■ Aim of the exercise
Images should be omitted while the rest of the data is duplicated exactly.

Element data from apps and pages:
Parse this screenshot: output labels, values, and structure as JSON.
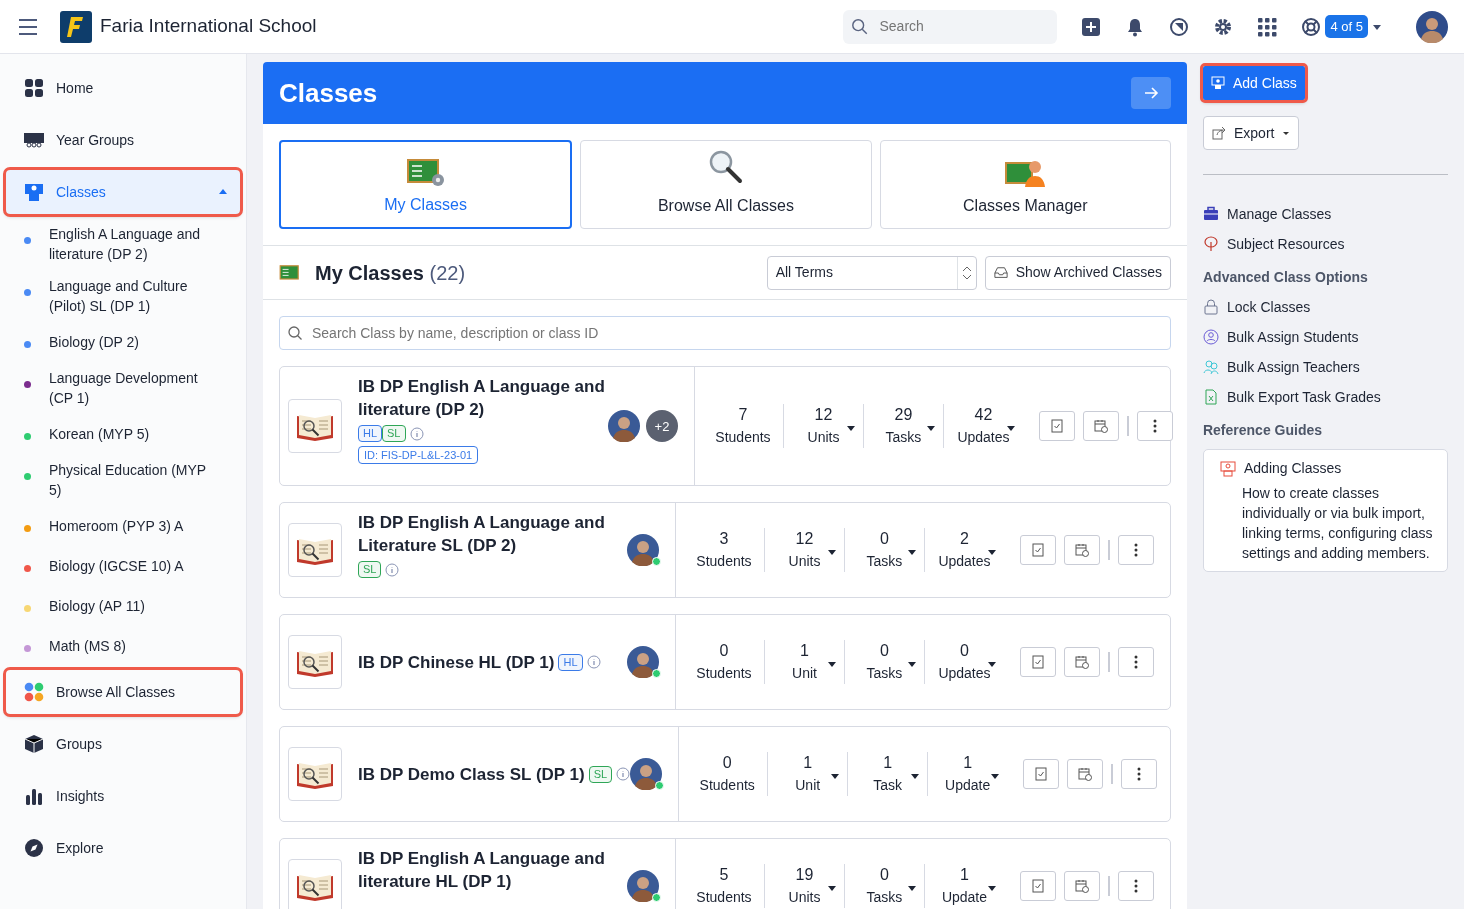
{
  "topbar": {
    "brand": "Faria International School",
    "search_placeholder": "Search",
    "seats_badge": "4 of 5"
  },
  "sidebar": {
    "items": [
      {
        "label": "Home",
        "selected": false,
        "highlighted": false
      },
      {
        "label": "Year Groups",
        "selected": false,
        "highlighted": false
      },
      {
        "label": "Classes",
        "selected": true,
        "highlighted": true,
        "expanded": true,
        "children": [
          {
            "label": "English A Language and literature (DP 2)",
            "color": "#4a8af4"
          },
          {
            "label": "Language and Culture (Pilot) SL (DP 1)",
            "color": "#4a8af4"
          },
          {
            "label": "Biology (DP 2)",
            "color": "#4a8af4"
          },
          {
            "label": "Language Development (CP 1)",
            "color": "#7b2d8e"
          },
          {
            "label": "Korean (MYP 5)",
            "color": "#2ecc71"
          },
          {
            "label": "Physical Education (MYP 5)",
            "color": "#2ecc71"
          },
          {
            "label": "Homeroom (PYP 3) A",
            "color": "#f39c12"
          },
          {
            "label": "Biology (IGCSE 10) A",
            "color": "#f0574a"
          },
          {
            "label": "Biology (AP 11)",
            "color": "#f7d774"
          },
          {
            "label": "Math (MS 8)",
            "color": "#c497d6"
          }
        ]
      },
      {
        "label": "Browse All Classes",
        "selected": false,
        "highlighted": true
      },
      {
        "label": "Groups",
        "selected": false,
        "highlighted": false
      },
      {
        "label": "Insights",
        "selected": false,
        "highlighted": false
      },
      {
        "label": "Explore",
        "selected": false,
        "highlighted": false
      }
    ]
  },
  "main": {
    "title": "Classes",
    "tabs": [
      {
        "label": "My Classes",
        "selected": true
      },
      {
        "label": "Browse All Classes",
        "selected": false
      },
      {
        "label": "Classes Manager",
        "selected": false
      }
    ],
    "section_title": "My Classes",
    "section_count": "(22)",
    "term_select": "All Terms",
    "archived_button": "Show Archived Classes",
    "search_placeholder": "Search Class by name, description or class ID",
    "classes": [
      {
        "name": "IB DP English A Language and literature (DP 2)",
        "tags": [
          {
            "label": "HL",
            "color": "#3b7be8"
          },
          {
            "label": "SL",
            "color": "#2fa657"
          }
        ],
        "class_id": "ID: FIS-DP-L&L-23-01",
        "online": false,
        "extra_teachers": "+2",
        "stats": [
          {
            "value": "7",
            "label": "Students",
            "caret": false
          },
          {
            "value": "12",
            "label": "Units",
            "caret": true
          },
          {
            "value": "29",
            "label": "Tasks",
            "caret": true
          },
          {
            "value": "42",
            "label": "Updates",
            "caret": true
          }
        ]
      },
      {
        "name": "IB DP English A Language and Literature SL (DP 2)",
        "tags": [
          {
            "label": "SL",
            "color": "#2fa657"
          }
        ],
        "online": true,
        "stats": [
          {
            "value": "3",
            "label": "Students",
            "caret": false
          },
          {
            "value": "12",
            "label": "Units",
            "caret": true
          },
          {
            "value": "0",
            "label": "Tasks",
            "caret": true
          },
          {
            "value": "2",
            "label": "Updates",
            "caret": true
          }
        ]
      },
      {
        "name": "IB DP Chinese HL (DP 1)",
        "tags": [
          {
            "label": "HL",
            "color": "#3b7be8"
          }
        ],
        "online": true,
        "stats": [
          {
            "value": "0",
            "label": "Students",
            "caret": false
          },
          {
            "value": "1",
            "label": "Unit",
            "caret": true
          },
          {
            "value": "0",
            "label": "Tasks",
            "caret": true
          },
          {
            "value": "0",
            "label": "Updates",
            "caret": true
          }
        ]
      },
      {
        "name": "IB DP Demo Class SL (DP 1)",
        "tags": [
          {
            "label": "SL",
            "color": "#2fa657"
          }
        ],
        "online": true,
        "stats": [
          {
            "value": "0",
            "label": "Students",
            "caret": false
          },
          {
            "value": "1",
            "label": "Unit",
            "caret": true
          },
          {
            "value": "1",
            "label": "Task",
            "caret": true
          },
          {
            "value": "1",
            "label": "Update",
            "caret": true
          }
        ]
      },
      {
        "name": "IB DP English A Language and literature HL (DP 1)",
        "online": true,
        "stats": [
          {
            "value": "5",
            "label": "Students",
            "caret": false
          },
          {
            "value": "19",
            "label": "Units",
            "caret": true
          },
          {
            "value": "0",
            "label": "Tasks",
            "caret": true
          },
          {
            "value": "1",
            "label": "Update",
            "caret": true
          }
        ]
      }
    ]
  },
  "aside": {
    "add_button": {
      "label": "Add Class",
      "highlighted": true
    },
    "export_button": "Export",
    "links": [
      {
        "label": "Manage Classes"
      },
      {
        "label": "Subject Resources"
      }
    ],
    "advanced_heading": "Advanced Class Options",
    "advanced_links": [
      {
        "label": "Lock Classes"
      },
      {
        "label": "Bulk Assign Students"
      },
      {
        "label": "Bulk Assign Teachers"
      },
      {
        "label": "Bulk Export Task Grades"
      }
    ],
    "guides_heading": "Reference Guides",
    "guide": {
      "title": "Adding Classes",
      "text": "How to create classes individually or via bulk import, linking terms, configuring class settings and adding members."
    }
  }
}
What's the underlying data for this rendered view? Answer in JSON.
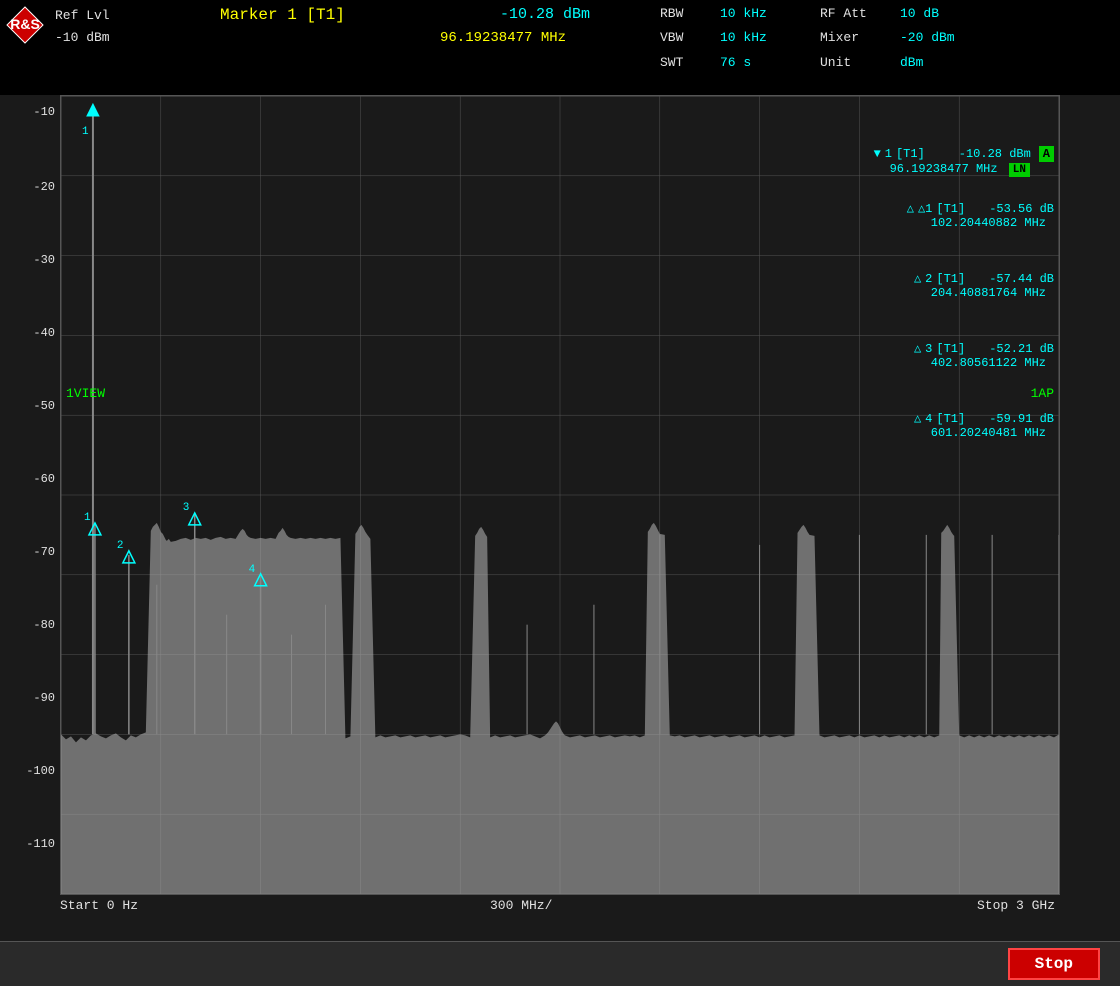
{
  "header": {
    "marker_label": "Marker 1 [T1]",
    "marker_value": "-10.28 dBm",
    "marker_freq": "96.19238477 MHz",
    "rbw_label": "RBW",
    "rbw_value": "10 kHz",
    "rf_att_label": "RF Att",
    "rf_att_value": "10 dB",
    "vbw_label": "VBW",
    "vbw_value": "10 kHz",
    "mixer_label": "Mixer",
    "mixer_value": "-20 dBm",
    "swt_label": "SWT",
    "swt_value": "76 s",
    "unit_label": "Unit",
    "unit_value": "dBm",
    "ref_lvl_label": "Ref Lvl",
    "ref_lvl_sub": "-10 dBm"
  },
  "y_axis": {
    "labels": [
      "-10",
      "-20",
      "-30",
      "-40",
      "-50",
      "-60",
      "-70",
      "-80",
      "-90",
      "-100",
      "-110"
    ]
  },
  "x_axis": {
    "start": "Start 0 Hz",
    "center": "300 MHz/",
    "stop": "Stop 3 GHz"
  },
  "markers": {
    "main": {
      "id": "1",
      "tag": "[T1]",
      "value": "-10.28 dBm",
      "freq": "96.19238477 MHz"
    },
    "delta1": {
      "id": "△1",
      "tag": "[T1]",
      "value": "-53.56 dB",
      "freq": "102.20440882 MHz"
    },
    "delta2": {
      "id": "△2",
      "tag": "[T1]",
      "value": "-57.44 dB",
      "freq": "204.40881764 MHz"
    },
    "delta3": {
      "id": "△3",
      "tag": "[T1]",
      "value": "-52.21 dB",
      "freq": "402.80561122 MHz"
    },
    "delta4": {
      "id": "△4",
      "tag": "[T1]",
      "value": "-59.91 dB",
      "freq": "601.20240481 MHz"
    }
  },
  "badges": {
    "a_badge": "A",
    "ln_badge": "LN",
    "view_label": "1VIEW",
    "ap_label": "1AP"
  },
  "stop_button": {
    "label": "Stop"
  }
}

■ Answer to this task
Parse this screenshot: output labels, values, and structure as JSON.
{
  "topbar": {
    "brand": "Faria International School",
    "search_placeholder": "Search",
    "seats_badge": "4 of 5"
  },
  "sidebar": {
    "items": [
      {
        "label": "Home",
        "selected": false,
        "highlighted": false
      },
      {
        "label": "Year Groups",
        "selected": false,
        "highlighted": false
      },
      {
        "label": "Classes",
        "selected": true,
        "highlighted": true,
        "expanded": true,
        "children": [
          {
            "label": "English A Language and literature (DP 2)",
            "color": "#4a8af4"
          },
          {
            "label": "Language and Culture (Pilot) SL (DP 1)",
            "color": "#4a8af4"
          },
          {
            "label": "Biology (DP 2)",
            "color": "#4a8af4"
          },
          {
            "label": "Language Development (CP 1)",
            "color": "#7b2d8e"
          },
          {
            "label": "Korean (MYP 5)",
            "color": "#2ecc71"
          },
          {
            "label": "Physical Education (MYP 5)",
            "color": "#2ecc71"
          },
          {
            "label": "Homeroom (PYP 3) A",
            "color": "#f39c12"
          },
          {
            "label": "Biology (IGCSE 10) A",
            "color": "#f0574a"
          },
          {
            "label": "Biology (AP 11)",
            "color": "#f7d774"
          },
          {
            "label": "Math (MS 8)",
            "color": "#c497d6"
          }
        ]
      },
      {
        "label": "Browse All Classes",
        "selected": false,
        "highlighted": true
      },
      {
        "label": "Groups",
        "selected": false,
        "highlighted": false
      },
      {
        "label": "Insights",
        "selected": false,
        "highlighted": false
      },
      {
        "label": "Explore",
        "selected": false,
        "highlighted": false
      }
    ]
  },
  "main": {
    "title": "Classes",
    "tabs": [
      {
        "label": "My Classes",
        "selected": true
      },
      {
        "label": "Browse All Classes",
        "selected": false
      },
      {
        "label": "Classes Manager",
        "selected": false
      }
    ],
    "section_title": "My Classes",
    "section_count": "(22)",
    "term_select": "All Terms",
    "archived_button": "Show Archived Classes",
    "search_placeholder": "Search Class by name, description or class ID",
    "classes": [
      {
        "name": "IB DP English A Language and literature (DP 2)",
        "tags": [
          {
            "label": "HL",
            "color": "#3b7be8"
          },
          {
            "label": "SL",
            "color": "#2fa657"
          }
        ],
        "class_id": "ID: FIS-DP-L&L-23-01",
        "online": false,
        "extra_teachers": "+2",
        "stats": [
          {
            "value": "7",
            "label": "Students",
            "caret": false
          },
          {
            "value": "12",
            "label": "Units",
            "caret": true
          },
          {
            "value": "29",
            "label": "Tasks",
            "caret": true
          },
          {
            "value": "42",
            "label": "Updates",
            "caret": true
          }
        ]
      },
      {
        "name": "IB DP English A Language and Literature SL (DP 2)",
        "tags": [
          {
            "label": "SL",
            "color": "#2fa657"
          }
        ],
        "online": true,
        "stats": [
          {
            "value": "3",
            "label": "Students",
            "caret": false
          },
          {
            "value": "12",
            "label": "Units",
            "caret": true
          },
          {
            "value": "0",
            "label": "Tasks",
            "caret": true
          },
          {
            "value": "2",
            "label": "Updates",
            "caret": true
          }
        ]
      },
      {
        "name": "IB DP Chinese HL (DP 1)",
        "tags": [
          {
            "label": "HL",
            "color": "#3b7be8"
          }
        ],
        "online": true,
        "stats": [
          {
            "value": "0",
            "label": "Students",
            "caret": false
          },
          {
            "value": "1",
            "label": "Unit",
            "caret": true
          },
          {
            "value": "0",
            "label": "Tasks",
            "caret": true
          },
          {
            "value": "0",
            "label": "Updates",
            "caret": true
          }
        ]
      },
      {
        "name": "IB DP Demo Class SL (DP 1)",
        "tags": [
          {
            "label": "SL",
            "color": "#2fa657"
          }
        ],
        "online": true,
        "stats": [
          {
            "value": "0",
            "label": "Students",
            "caret": false
          },
          {
            "value": "1",
            "label": "Unit",
            "caret": true
          },
          {
            "value": "1",
            "label": "Task",
            "caret": true
          },
          {
            "value": "1",
            "label": "Update",
            "caret": true
          }
        ]
      },
      {
        "name": "IB DP English A Language and literature HL (DP 1)",
        "online": true,
        "stats": [
          {
            "value": "5",
            "label": "Students",
            "caret": false
          },
          {
            "value": "19",
            "label": "Units",
            "caret": true
          },
          {
            "value": "0",
            "label": "Tasks",
            "caret": true
          },
          {
            "value": "1",
            "label": "Update",
            "caret": true
          }
        ]
      }
    ]
  },
  "aside": {
    "add_button": {
      "label": "Add Class",
      "highlighted": true
    },
    "export_button": "Export",
    "links": [
      {
        "label": "Manage Classes"
      },
      {
        "label": "Subject Resources"
      }
    ],
    "advanced_heading": "Advanced Class Options",
    "advanced_links": [
      {
        "label": "Lock Classes"
      },
      {
        "label": "Bulk Assign Students"
      },
      {
        "label": "Bulk Assign Teachers"
      },
      {
        "label": "Bulk Export Task Grades"
      }
    ],
    "guides_heading": "Reference Guides",
    "guide": {
      "title": "Adding Classes",
      "text": "How to create classes individually or via bulk import, linking terms, configuring class settings and adding members."
    }
  }
}
What's the underlying data for this rendered view? Answer in JSON.
{
  "header": {
    "marker_label": "Marker 1 [T1]",
    "marker_value": "-10.28 dBm",
    "marker_freq": "96.19238477 MHz",
    "rbw_label": "RBW",
    "rbw_value": "10 kHz",
    "rf_att_label": "RF Att",
    "rf_att_value": "10 dB",
    "vbw_label": "VBW",
    "vbw_value": "10 kHz",
    "mixer_label": "Mixer",
    "mixer_value": "-20 dBm",
    "swt_label": "SWT",
    "swt_value": "76 s",
    "unit_label": "Unit",
    "unit_value": "dBm",
    "ref_lvl_label": "Ref Lvl",
    "ref_lvl_sub": "-10 dBm"
  },
  "y_axis": {
    "labels": [
      "-10",
      "-20",
      "-30",
      "-40",
      "-50",
      "-60",
      "-70",
      "-80",
      "-90",
      "-100",
      "-110"
    ]
  },
  "x_axis": {
    "start": "Start 0 Hz",
    "center": "300 MHz/",
    "stop": "Stop 3 GHz"
  },
  "markers": {
    "main": {
      "id": "1",
      "tag": "[T1]",
      "value": "-10.28 dBm",
      "freq": "96.19238477 MHz"
    },
    "delta1": {
      "id": "△1",
      "tag": "[T1]",
      "value": "-53.56 dB",
      "freq": "102.20440882 MHz"
    },
    "delta2": {
      "id": "△2",
      "tag": "[T1]",
      "value": "-57.44 dB",
      "freq": "204.40881764 MHz"
    },
    "delta3": {
      "id": "△3",
      "tag": "[T1]",
      "value": "-52.21 dB",
      "freq": "402.80561122 MHz"
    },
    "delta4": {
      "id": "△4",
      "tag": "[T1]",
      "value": "-59.91 dB",
      "freq": "601.20240481 MHz"
    }
  },
  "badges": {
    "a_badge": "A",
    "ln_badge": "LN",
    "view_label": "1VIEW",
    "ap_label": "1AP"
  },
  "stop_button": {
    "label": "Stop"
  }
}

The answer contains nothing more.